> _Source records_
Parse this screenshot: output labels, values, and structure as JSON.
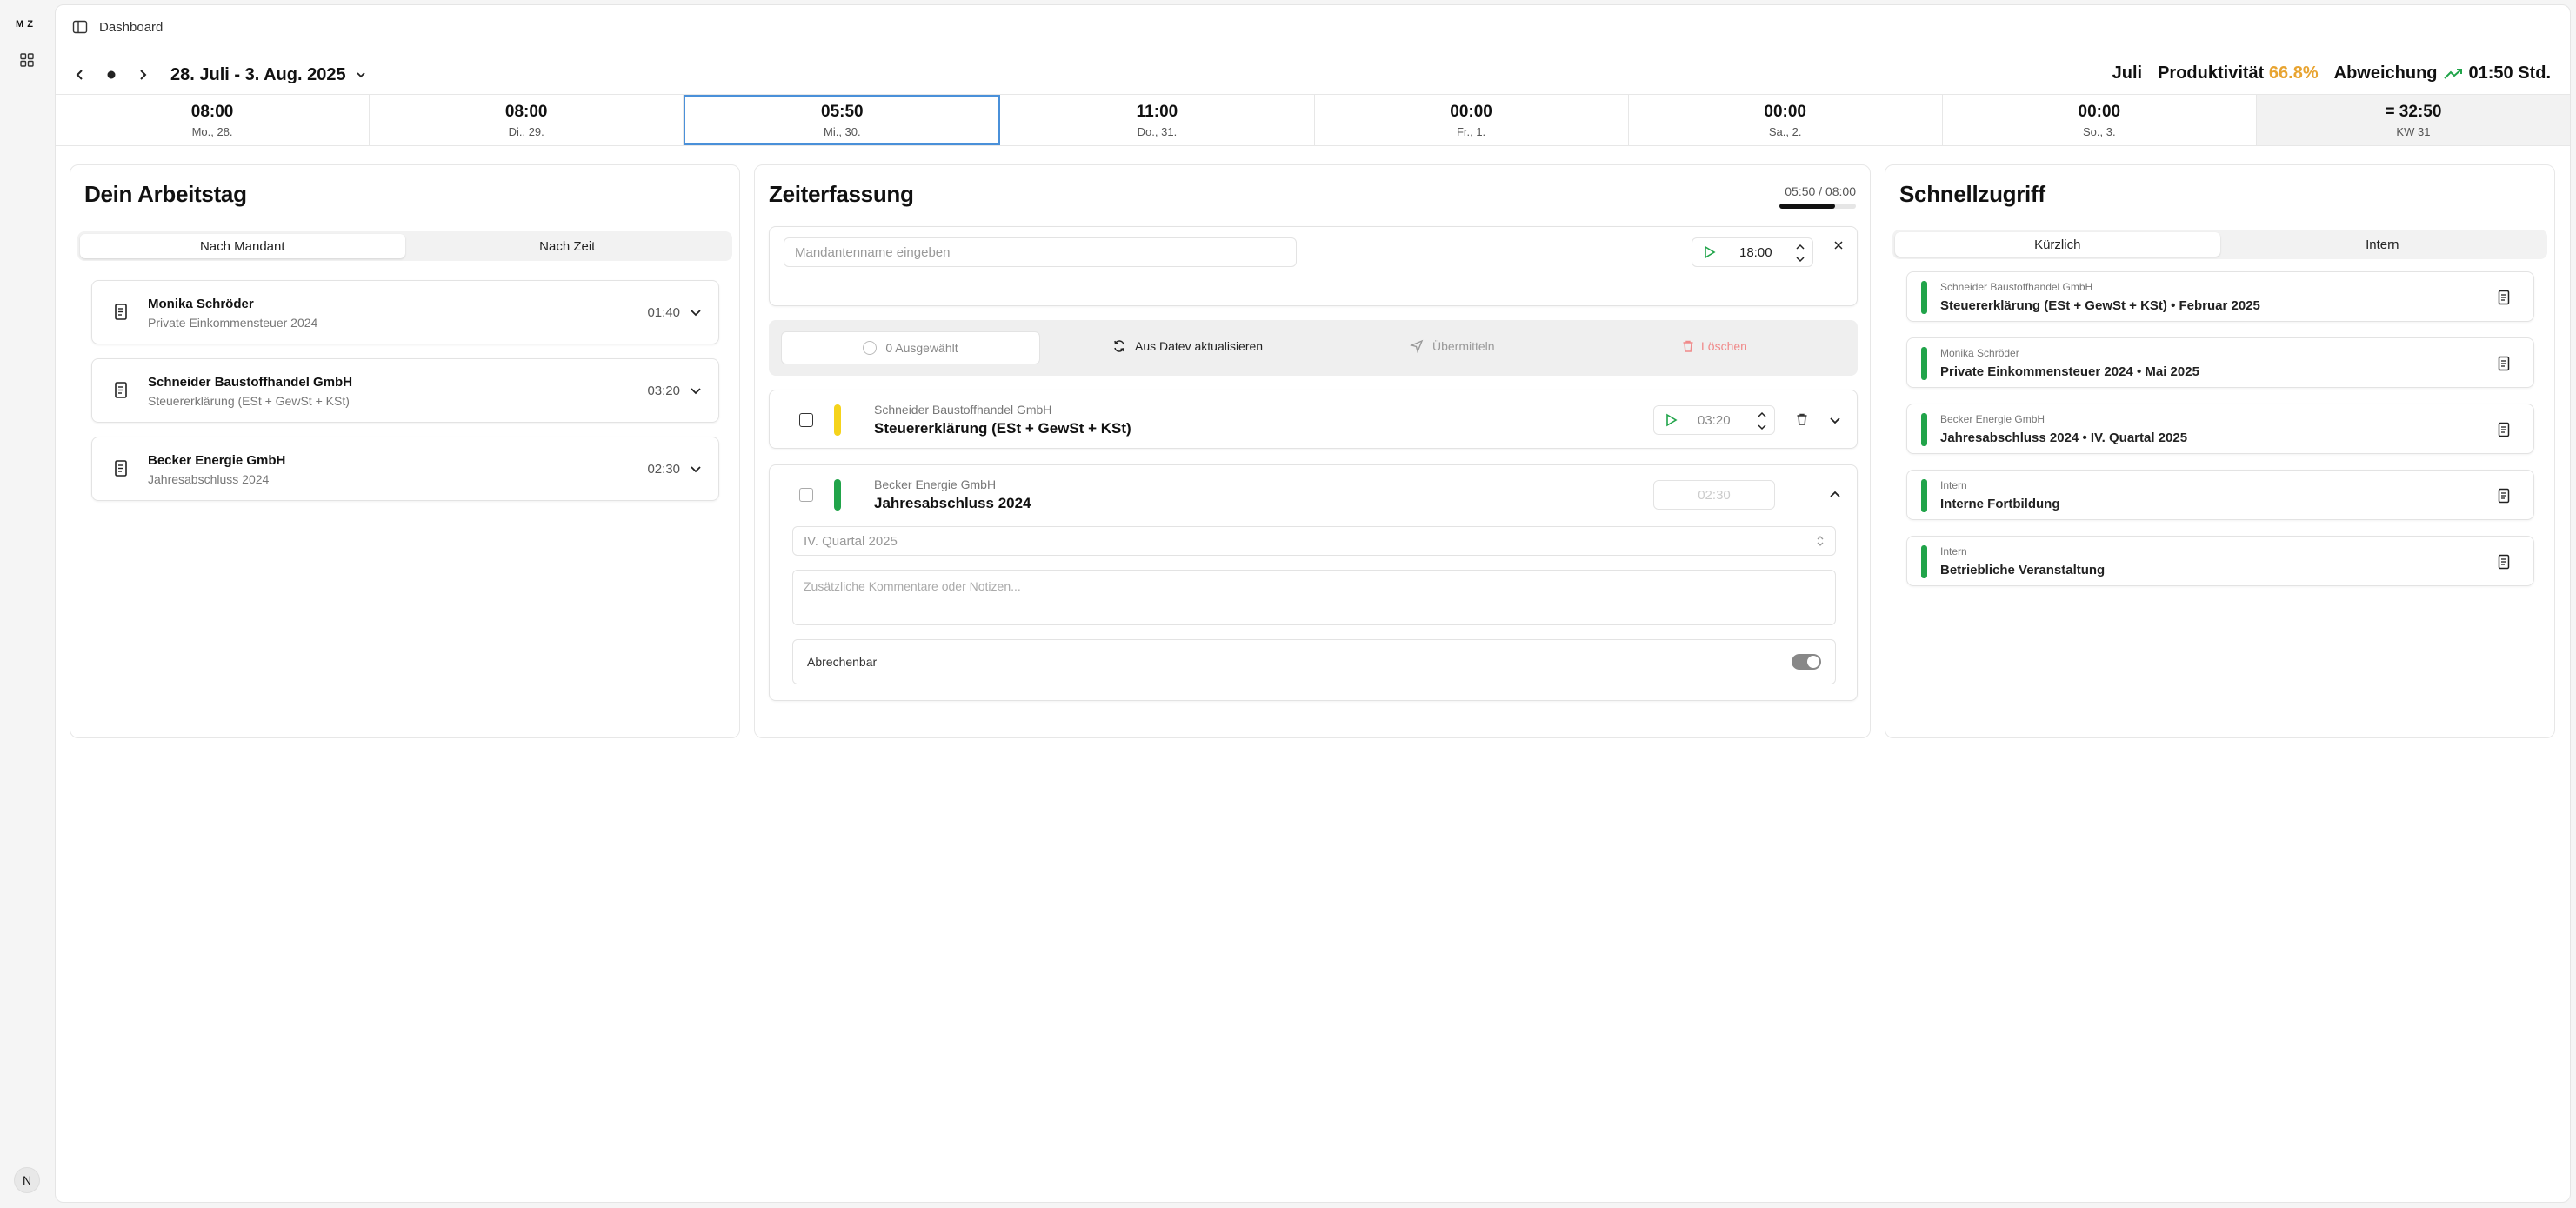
{
  "rail": {
    "logo": "M Z",
    "avatar": "N"
  },
  "topbar": {
    "breadcrumb": "Dashboard"
  },
  "week": {
    "range": "28. Juli - 3. Aug. 2025",
    "month": "Juli",
    "productivity_label": "Produktivität",
    "productivity_value": "66.8%",
    "deviation_label": "Abweichung",
    "deviation_value": "01:50 Std."
  },
  "days": [
    {
      "time": "08:00",
      "label": "Mo., 28."
    },
    {
      "time": "08:00",
      "label": "Di., 29."
    },
    {
      "time": "05:50",
      "label": "Mi., 30."
    },
    {
      "time": "11:00",
      "label": "Do., 31."
    },
    {
      "time": "00:00",
      "label": "Fr., 1."
    },
    {
      "time": "00:00",
      "label": "Sa., 2."
    },
    {
      "time": "00:00",
      "label": "So., 3."
    },
    {
      "time": "= 32:50",
      "label": "KW 31"
    }
  ],
  "arbeitstag": {
    "title": "Dein Arbeitstag",
    "tab_mandant": "Nach Mandant",
    "tab_zeit": "Nach Zeit",
    "clients": [
      {
        "name": "Monika Schröder",
        "sub": "Private Einkommensteuer 2024",
        "time": "01:40"
      },
      {
        "name": "Schneider Baustoffhandel GmbH",
        "sub": "Steuererklärung (ESt + GewSt + KSt)",
        "time": "03:20"
      },
      {
        "name": "Becker Energie GmbH",
        "sub": "Jahresabschluss 2024",
        "time": "02:30"
      }
    ]
  },
  "zeiterfassung": {
    "title": "Zeiterfassung",
    "progress": "05:50 / 08:00",
    "progress_fraction": 0.729,
    "client_placeholder": "Mandantenname eingeben",
    "new_time": "18:00",
    "selected_count": "0 Ausgewählt",
    "datev_refresh": "Aus Datev aktualisieren",
    "submit": "Übermitteln",
    "delete": "Löschen",
    "entries": [
      {
        "client": "Schneider Baustoffhandel GmbH",
        "title": "Steuererklärung (ESt + GewSt + KSt)",
        "time": "03:20",
        "color": "#f5d31b"
      },
      {
        "client": "Becker Energie GmbH",
        "title": "Jahresabschluss 2024",
        "time": "02:30",
        "color": "#21a44a"
      }
    ],
    "quarter_select": "IV. Quartal 2025",
    "comment_placeholder": "Zusätzliche Kommentare oder Notizen...",
    "billable_label": "Abrechenbar"
  },
  "schnellzugriff": {
    "title": "Schnellzugriff",
    "tab_recent": "Kürzlich",
    "tab_intern": "Intern",
    "items": [
      {
        "client": "Schneider Baustoffhandel GmbH",
        "title": "Steuererklärung (ESt + GewSt + KSt) • Februar 2025"
      },
      {
        "client": "Monika Schröder",
        "title": "Private Einkommensteuer 2024 • Mai 2025"
      },
      {
        "client": "Becker Energie GmbH",
        "title": "Jahresabschluss 2024 • IV. Quartal 2025"
      },
      {
        "client": "Intern",
        "title": "Interne Fortbildung"
      },
      {
        "client": "Intern",
        "title": "Betriebliche Veranstaltung"
      }
    ]
  }
}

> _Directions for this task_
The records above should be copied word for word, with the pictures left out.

> _Solved exercise_
Parse this screenshot: output labels, values, and structure as JSON.
{
  "rail": {
    "logo": "M Z",
    "avatar": "N"
  },
  "topbar": {
    "breadcrumb": "Dashboard"
  },
  "week": {
    "range": "28. Juli - 3. Aug. 2025",
    "month": "Juli",
    "productivity_label": "Produktivität",
    "productivity_value": "66.8%",
    "deviation_label": "Abweichung",
    "deviation_value": "01:50 Std."
  },
  "days": [
    {
      "time": "08:00",
      "label": "Mo., 28."
    },
    {
      "time": "08:00",
      "label": "Di., 29."
    },
    {
      "time": "05:50",
      "label": "Mi., 30."
    },
    {
      "time": "11:00",
      "label": "Do., 31."
    },
    {
      "time": "00:00",
      "label": "Fr., 1."
    },
    {
      "time": "00:00",
      "label": "Sa., 2."
    },
    {
      "time": "00:00",
      "label": "So., 3."
    },
    {
      "time": "= 32:50",
      "label": "KW 31"
    }
  ],
  "arbeitstag": {
    "title": "Dein Arbeitstag",
    "tab_mandant": "Nach Mandant",
    "tab_zeit": "Nach Zeit",
    "clients": [
      {
        "name": "Monika Schröder",
        "sub": "Private Einkommensteuer 2024",
        "time": "01:40"
      },
      {
        "name": "Schneider Baustoffhandel GmbH",
        "sub": "Steuererklärung (ESt + GewSt + KSt)",
        "time": "03:20"
      },
      {
        "name": "Becker Energie GmbH",
        "sub": "Jahresabschluss 2024",
        "time": "02:30"
      }
    ]
  },
  "zeiterfassung": {
    "title": "Zeiterfassung",
    "progress": "05:50 / 08:00",
    "progress_fraction": 0.729,
    "client_placeholder": "Mandantenname eingeben",
    "new_time": "18:00",
    "selected_count": "0 Ausgewählt",
    "datev_refresh": "Aus Datev aktualisieren",
    "submit": "Übermitteln",
    "delete": "Löschen",
    "entries": [
      {
        "client": "Schneider Baustoffhandel GmbH",
        "title": "Steuererklärung (ESt + GewSt + KSt)",
        "time": "03:20",
        "color": "#f5d31b"
      },
      {
        "client": "Becker Energie GmbH",
        "title": "Jahresabschluss 2024",
        "time": "02:30",
        "color": "#21a44a"
      }
    ],
    "quarter_select": "IV. Quartal 2025",
    "comment_placeholder": "Zusätzliche Kommentare oder Notizen...",
    "billable_label": "Abrechenbar"
  },
  "schnellzugriff": {
    "title": "Schnellzugriff",
    "tab_recent": "Kürzlich",
    "tab_intern": "Intern",
    "items": [
      {
        "client": "Schneider Baustoffhandel GmbH",
        "title": "Steuererklärung (ESt + GewSt + KSt) • Februar 2025"
      },
      {
        "client": "Monika Schröder",
        "title": "Private Einkommensteuer 2024 • Mai 2025"
      },
      {
        "client": "Becker Energie GmbH",
        "title": "Jahresabschluss 2024 • IV. Quartal 2025"
      },
      {
        "client": "Intern",
        "title": "Interne Fortbildung"
      },
      {
        "client": "Intern",
        "title": "Betriebliche Veranstaltung"
      }
    ]
  }
}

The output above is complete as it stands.